Otto Hahn (1879 – 1968): Discovery of nuclear fission: Nobelprice 1944 (Picture: The Nobel Foundation, www.nobelprize.org)

1938 Discovery of nuclear fission:
Nobel Prize 1944
Otto Hahn
(1879 – 1968)

not rewarded for their contribution:
Lise Meitner (1878 – 1968)
Otto Frisch (1904-1979)

Heinz Maier-Leibnitz (1911 – 2000) Heinz Maier-Leibnitz (1911 – 2000) Heinz Maier-Leibnitz (1911 – 2000): Development of research with neutrons 1957 (Picture: TUM)
Heinz Maier-Leibnitz (1911 – 2000): Development of research with neutrons 1957 (Picture: TUM)

1957 Development of research with neutrons
Heinz Maier-Leibnitz
(1911 – 2000)

Bertram N. Brockhouse (1918 – 2003) and Clifford G. Shull (1915 – 2001) Bertram N. Brockhouse (1918 – 2003) and Clifford G. Shull (1915 – 2001) Bertram N. Brockhouse (1918 – 2003), left and Clifford G. Shull (1915 – 2001), right: Nobelprice for the development and application of neutron diffraction methods for studies of atomic and magnetic structures of solids 1994 (Pictures: The Nobel Foundation, www.nobelprize.org)
Bertram N. Brockhouse (1918 – 2003), left and Clifford G. Shull (1915 – 2001), right: Nobelprice for the development and application of neutron diffraction methods for studies of atomic and magnetic structures of solids 1994 (Pictures: The Nobel Foundation, www.nobelprize.org)

Development of neutron scattering techniques for studies of condensed matter:
Nobel Prize 1994
Bertram N. Brockhouse (1918 – 2003)
Clifford G. Shull
(1915 – 2001)

MLZ is a cooperation between:

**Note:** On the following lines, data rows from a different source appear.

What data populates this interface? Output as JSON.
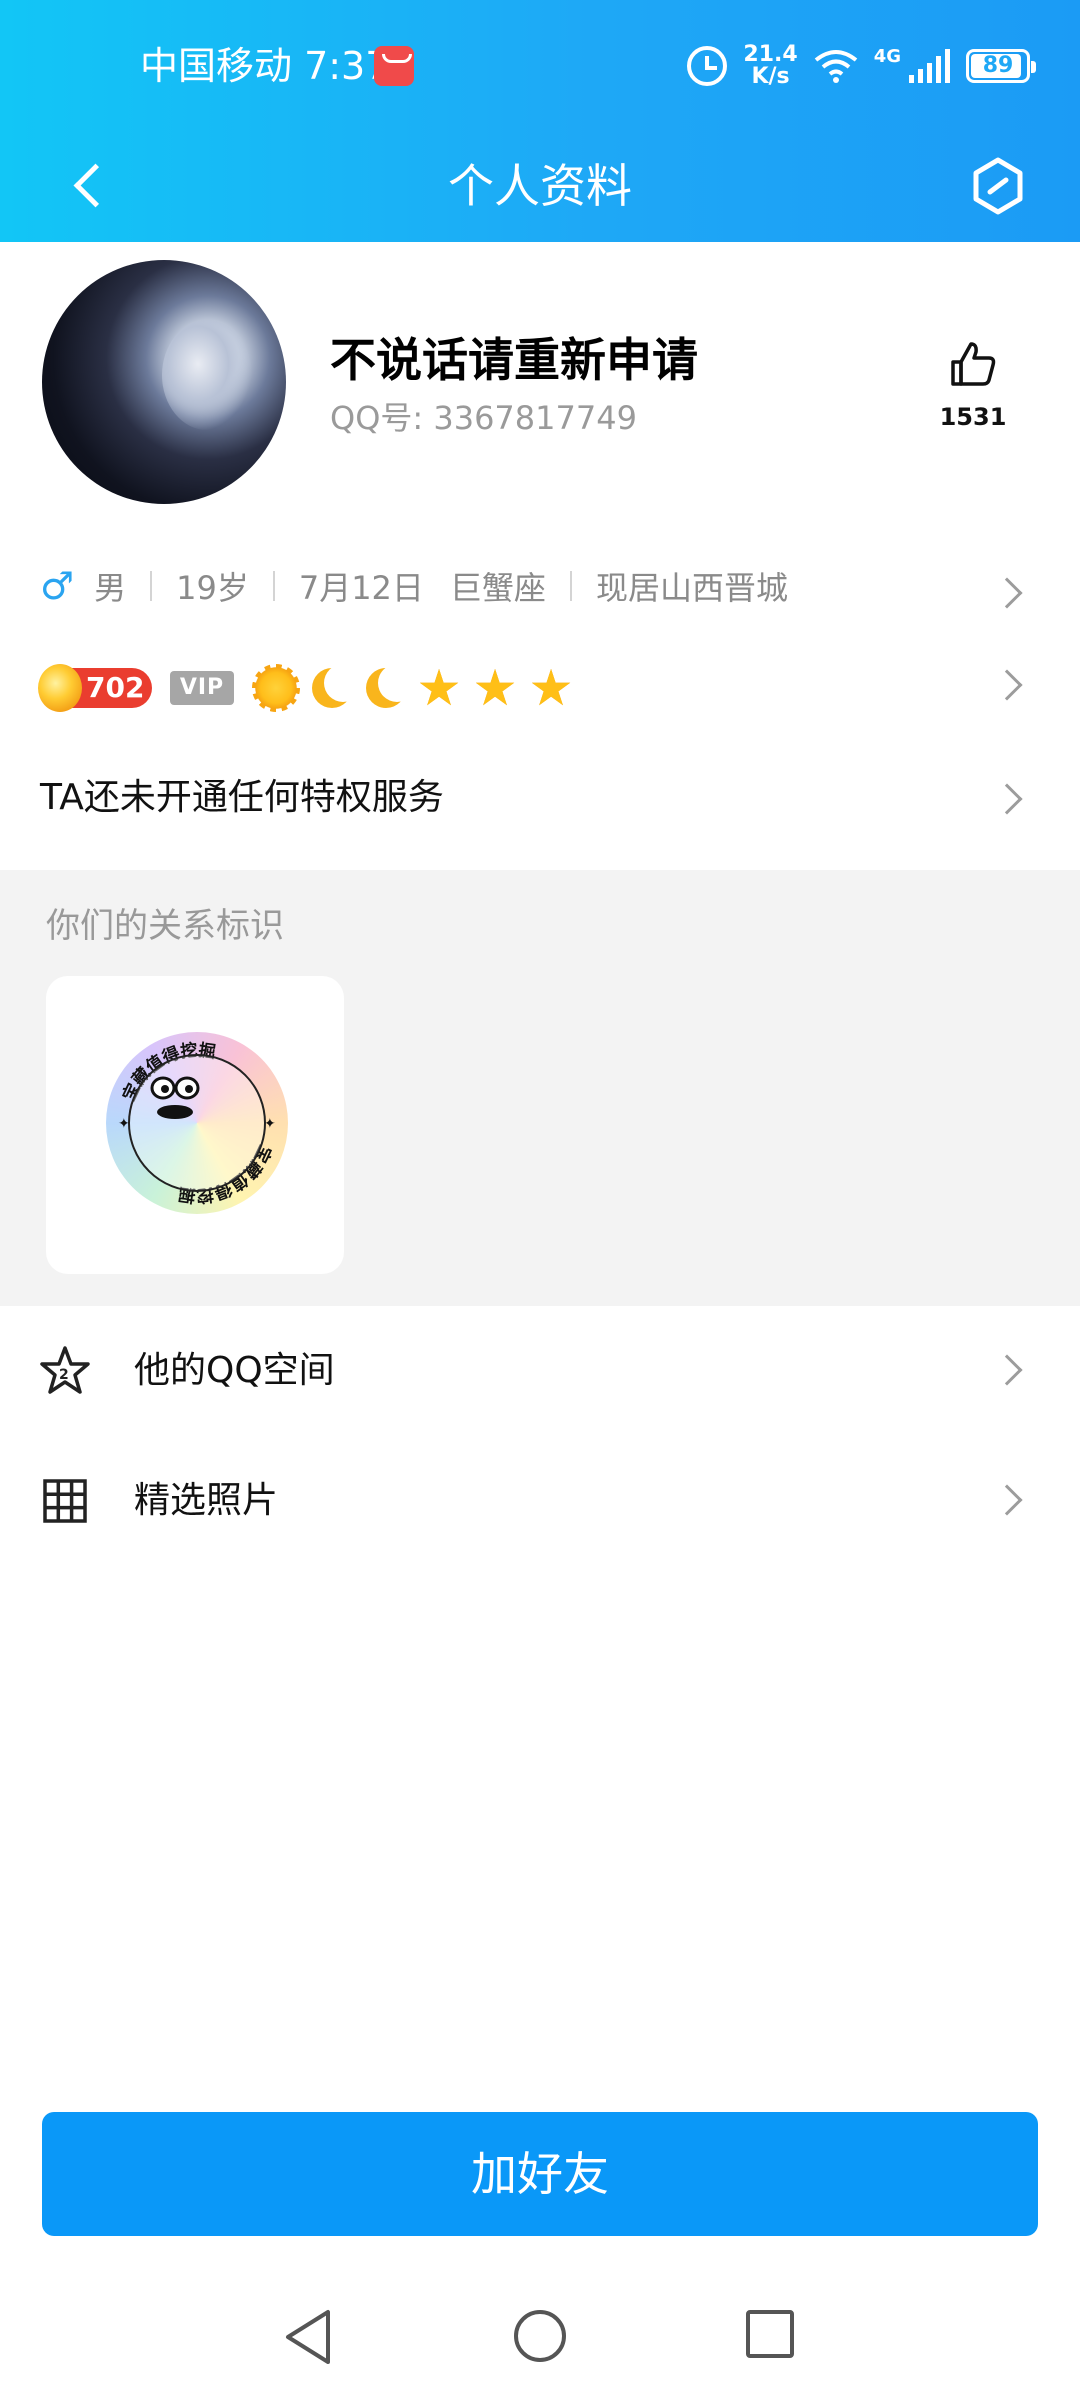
{
  "status_bar": {
    "carrier_time": "中国移动 7:37",
    "net_speed_value": "21.4",
    "net_speed_unit": "K/s",
    "signal_label": "4G",
    "battery": "89"
  },
  "nav": {
    "title": "个人资料"
  },
  "profile": {
    "name": "不说话请重新申请",
    "qq_label": "QQ号:",
    "qq_number": "3367817749",
    "likes": "1531",
    "gender": "男",
    "age": "19岁",
    "birthday": "7月12日",
    "zodiac": "巨蟹座",
    "location": "现居山西晋城"
  },
  "badges": {
    "level": "702",
    "vip": "VIP"
  },
  "privilege": {
    "text": "TA还未开通任何特权服务"
  },
  "relationship": {
    "title": "你们的关系标识",
    "emblem_text": "宝藏值得挖掘"
  },
  "list": [
    {
      "label": "他的QQ空间",
      "icon": "star-icon"
    },
    {
      "label": "精选照片",
      "icon": "grid-icon"
    }
  ],
  "actions": {
    "add_friend": "加好友"
  },
  "colors": {
    "accent": "#0a98f8",
    "header_start": "#12c6f6",
    "header_end": "#1b9bf5",
    "male": "#2aa4f0",
    "level_badge": "#ea3d2f"
  }
}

Technische Universität München> Technische Universität MünchenHelmholtz-Zentrum Geesthacht> Helmholtz-Zentrum GeesthachtForschungszentrum Jülich> Forschungszentrum Jülich